(Dataset excerpts begins)

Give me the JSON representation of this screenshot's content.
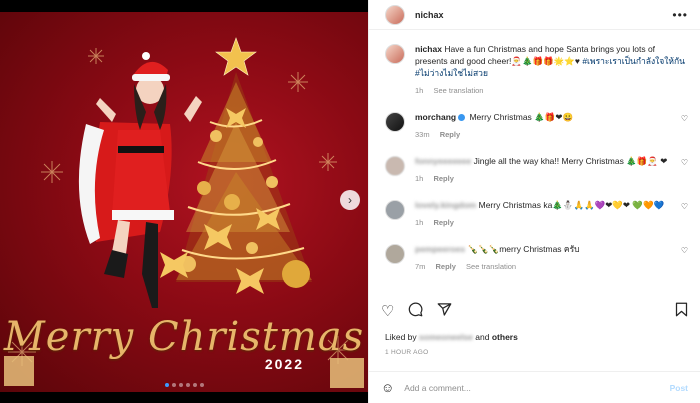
{
  "media": {
    "title_script": "Merry Christmas",
    "year": "2022",
    "carousel_dots": 6,
    "active_dot": 0
  },
  "header": {
    "username": "nichax",
    "more": "•••"
  },
  "caption": {
    "username": "nichax",
    "text": "Have a fun Christmas and hope Santa brings you lots of presents and good cheer!🎅🎄🎁🎁🌟⭐♥",
    "hashtags": "#เพราะเราเป็นกำลังใจให้กัน #ไม่ว่างไม่ใช่ไม่สวย",
    "time": "1h",
    "see_translation": "See translation"
  },
  "comments": [
    {
      "username": "morchang",
      "verified": true,
      "text": "Merry Christmas 🎄🎁❤😀",
      "time": "33m",
      "reply": "Reply",
      "avatar": "dark",
      "blurred": false
    },
    {
      "username": "fonnyeeeeeee",
      "verified": false,
      "text": "Jingle all the way kha!! Merry Christmas 🎄🎁🎅 ❤",
      "time": "1h",
      "reply": "Reply",
      "avatar": "blur1",
      "blurred": true
    },
    {
      "username": "lovely.kingdom",
      "verified": false,
      "text": "Merry Christmas ka🎄⛄🙏🙏💜❤💛❤ 💚🧡💙",
      "time": "1h",
      "reply": "Reply",
      "avatar": "blur2",
      "blurred": true
    },
    {
      "username": "pempeeroes",
      "verified": false,
      "text": "🍾🍾🍾merry Christmas ครับ",
      "time": "7m",
      "reply": "Reply",
      "avatar": "blur3",
      "blurred": true,
      "see_translation": "See translation"
    }
  ],
  "actions": {
    "like": "♡",
    "comment": "💬",
    "share": "➤",
    "save": "🔖"
  },
  "likes": {
    "prefix": "Liked by",
    "user": "someoneelse",
    "suffix": "and",
    "others": "others"
  },
  "timestamp": "1 HOUR AGO",
  "add_comment": {
    "placeholder": "Add a comment...",
    "post": "Post",
    "emoji": "☺"
  },
  "colors": {
    "accent": "#3897f0",
    "post_disabled": "#b3dbff",
    "text": "#262626",
    "muted": "#8e8e8e",
    "background_red": "#8a0a14",
    "gold": "#e7b56a"
  }
}
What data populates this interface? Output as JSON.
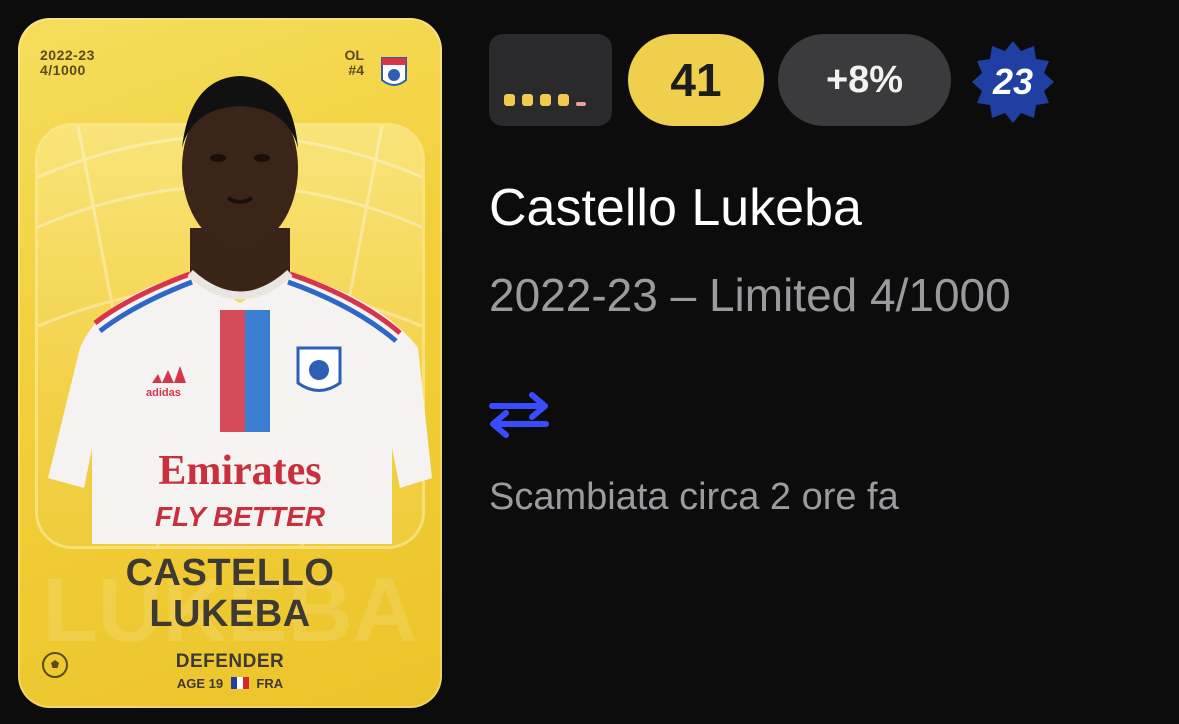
{
  "card": {
    "season_line1": "2022-23",
    "season_line2": "4/1000",
    "club_line1": "OL",
    "club_line2": "#4",
    "name_line1": "CASTELLO",
    "name_line2": "LUKEBA",
    "position": "DEFENDER",
    "age": "AGE 19",
    "nationality": "FRA",
    "shirt_text1": "Emirates",
    "shirt_text2": "FLY BETTER",
    "rarity_color": "#f2cf3a"
  },
  "stats": {
    "score": "41",
    "change": "+8%",
    "age_badge": "23",
    "form_color": "#f2c94c",
    "badge_color": "#1f3fa3"
  },
  "info": {
    "player_name": "Castello Lukeba",
    "edition": "2022-23 – Limited 4/1000",
    "traded_text": "Scambiata circa 2 ore fa",
    "swap_icon": "swap-arrows-icon",
    "swap_color": "#3a4cff"
  }
}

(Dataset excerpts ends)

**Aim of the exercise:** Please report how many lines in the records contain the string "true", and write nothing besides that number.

**Task response:** 4